Used to be that envy was considered one of the seven deadly sins.Used to be that the difference between American and European sensibilities could be illustrated by the following anecdote: The American looks at a man (or woman) driving by in a luxury car and says, "Someday I'm going to own a car like that." The European observes the same thing and says, "Someday, we're going to take that car away from him."Americans used to be proud of the difference. Not anymore. Now we aspire to be much more European. Now, envy is promoted as a cardinal virtue right from the top.President Obama and his still-tingling followers have been preaching envy since before he took office, but he's ramping up the volume as he and members of Congress debate what to do about the Bush tax cuts, which are due to expire at the end of the year.

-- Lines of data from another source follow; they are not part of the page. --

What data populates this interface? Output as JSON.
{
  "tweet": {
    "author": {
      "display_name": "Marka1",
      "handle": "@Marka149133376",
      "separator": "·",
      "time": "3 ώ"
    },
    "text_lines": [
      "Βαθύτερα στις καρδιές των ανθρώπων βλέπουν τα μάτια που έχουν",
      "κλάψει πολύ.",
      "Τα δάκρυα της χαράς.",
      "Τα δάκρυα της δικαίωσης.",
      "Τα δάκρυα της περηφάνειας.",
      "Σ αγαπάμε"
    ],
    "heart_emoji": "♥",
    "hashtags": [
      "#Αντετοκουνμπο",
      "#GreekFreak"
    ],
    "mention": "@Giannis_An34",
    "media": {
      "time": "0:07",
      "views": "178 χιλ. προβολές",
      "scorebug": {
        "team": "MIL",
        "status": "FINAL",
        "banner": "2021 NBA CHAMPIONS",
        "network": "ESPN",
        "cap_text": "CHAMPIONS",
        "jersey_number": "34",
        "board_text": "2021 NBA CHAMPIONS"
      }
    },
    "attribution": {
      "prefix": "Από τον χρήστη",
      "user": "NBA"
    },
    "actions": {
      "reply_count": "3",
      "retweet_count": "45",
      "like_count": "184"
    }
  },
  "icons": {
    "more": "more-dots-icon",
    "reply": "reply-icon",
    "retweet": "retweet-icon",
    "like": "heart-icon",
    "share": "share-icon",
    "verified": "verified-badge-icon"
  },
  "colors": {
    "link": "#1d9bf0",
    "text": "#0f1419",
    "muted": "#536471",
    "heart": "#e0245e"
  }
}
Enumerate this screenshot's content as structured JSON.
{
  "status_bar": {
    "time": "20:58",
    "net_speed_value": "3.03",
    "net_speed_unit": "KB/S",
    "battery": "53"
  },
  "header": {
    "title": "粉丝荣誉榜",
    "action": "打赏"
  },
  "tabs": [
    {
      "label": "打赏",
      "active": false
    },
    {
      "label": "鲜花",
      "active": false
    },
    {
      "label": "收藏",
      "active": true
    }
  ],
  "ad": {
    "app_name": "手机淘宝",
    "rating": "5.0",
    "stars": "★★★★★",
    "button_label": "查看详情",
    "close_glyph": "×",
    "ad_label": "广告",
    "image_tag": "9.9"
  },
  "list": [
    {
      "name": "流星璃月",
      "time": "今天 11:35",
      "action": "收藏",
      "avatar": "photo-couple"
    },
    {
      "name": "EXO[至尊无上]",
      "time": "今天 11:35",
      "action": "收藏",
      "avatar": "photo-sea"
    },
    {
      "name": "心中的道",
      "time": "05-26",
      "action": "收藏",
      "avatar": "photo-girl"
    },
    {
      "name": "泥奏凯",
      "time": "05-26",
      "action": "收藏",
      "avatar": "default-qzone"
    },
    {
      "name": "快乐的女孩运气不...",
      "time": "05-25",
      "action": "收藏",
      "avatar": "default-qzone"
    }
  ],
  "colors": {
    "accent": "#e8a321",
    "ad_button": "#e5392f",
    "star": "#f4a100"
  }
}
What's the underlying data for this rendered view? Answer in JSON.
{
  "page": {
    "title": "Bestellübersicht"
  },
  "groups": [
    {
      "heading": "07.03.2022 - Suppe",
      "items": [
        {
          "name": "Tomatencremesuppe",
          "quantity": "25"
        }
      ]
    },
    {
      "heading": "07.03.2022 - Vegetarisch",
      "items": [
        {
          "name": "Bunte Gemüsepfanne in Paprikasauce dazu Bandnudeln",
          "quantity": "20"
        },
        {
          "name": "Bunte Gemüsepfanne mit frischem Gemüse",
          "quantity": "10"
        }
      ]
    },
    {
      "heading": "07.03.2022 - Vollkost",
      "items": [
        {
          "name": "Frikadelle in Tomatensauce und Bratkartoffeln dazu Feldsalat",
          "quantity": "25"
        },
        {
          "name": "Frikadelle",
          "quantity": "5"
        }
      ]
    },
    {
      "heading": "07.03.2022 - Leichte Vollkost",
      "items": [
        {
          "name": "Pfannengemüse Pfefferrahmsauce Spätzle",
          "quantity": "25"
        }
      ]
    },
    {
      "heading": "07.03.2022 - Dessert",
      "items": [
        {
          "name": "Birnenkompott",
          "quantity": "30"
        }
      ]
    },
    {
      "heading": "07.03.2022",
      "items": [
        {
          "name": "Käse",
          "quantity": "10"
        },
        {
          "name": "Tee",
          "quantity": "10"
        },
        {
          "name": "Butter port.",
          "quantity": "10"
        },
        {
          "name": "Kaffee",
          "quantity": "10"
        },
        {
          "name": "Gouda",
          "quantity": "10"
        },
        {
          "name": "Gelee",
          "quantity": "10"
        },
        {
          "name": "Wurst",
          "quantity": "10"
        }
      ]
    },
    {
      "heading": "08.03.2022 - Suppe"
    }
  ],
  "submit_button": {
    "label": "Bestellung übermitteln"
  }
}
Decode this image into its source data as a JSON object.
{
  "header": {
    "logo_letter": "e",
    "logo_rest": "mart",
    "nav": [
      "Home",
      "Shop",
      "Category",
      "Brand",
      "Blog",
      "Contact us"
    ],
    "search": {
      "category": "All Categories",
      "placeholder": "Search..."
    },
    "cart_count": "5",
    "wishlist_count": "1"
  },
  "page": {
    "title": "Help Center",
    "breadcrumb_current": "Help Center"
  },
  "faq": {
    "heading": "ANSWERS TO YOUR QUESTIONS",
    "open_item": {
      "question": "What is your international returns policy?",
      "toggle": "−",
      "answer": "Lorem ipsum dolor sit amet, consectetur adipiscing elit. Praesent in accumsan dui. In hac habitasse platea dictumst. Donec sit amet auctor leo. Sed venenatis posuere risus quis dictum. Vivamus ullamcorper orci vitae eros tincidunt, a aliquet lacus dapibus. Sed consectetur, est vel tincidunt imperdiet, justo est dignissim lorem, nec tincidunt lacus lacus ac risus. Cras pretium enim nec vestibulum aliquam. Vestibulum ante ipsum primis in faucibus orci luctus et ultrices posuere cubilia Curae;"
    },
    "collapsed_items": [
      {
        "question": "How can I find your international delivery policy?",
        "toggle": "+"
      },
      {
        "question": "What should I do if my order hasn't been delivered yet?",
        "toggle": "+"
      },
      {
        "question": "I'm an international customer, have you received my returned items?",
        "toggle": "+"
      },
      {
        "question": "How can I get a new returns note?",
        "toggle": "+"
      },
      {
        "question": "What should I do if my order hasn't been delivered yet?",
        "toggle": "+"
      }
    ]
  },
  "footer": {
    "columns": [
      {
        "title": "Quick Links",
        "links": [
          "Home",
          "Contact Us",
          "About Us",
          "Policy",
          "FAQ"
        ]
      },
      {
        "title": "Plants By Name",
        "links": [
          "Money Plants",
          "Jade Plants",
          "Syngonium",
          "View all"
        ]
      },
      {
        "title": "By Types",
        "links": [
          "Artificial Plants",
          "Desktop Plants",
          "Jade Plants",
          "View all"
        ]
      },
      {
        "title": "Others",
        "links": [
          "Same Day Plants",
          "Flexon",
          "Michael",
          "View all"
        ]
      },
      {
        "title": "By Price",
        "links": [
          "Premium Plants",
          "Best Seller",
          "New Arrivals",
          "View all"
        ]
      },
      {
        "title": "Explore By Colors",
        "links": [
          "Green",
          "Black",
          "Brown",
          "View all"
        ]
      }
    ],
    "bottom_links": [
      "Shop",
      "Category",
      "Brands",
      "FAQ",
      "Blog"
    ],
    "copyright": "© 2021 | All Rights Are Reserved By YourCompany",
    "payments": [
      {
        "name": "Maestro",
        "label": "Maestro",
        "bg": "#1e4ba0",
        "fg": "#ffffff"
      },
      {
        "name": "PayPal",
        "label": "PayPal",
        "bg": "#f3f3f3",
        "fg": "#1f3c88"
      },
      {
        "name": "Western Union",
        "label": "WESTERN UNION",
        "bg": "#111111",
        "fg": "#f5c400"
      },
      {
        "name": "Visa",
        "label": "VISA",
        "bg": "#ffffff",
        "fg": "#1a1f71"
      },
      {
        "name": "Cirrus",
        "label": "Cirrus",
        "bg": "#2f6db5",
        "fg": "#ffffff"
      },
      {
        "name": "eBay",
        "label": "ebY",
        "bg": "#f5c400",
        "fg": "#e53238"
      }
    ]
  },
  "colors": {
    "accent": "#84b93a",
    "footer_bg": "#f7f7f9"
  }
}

The message, although it is never explicitly stated, is clear: Some people earn more money than you. They have more things than you. That's not fair. They don't deserve it. So, government should take it away from them, to assuage your justifiable envy.The ironies are everywhere.The most colossal, of course, is that Obama and his fellow Democrats attacked the Bush tax cuts as "tax cuts for the rich," since they came into being in 2003.If they really are, then what's to debate? Just let them expire, and let the rich go back to paying their "fair share."Ah, but now that Bush is gone and there are votes to be curried, it turns out that these were not tax cuts only for the rich. They also included everybody else who pays taxes. Now, Obama says he wants to keep those tax cuts in place for 97 percent of those receiving them. In other words, 97 percent of those getting tax cuts weren't "rich."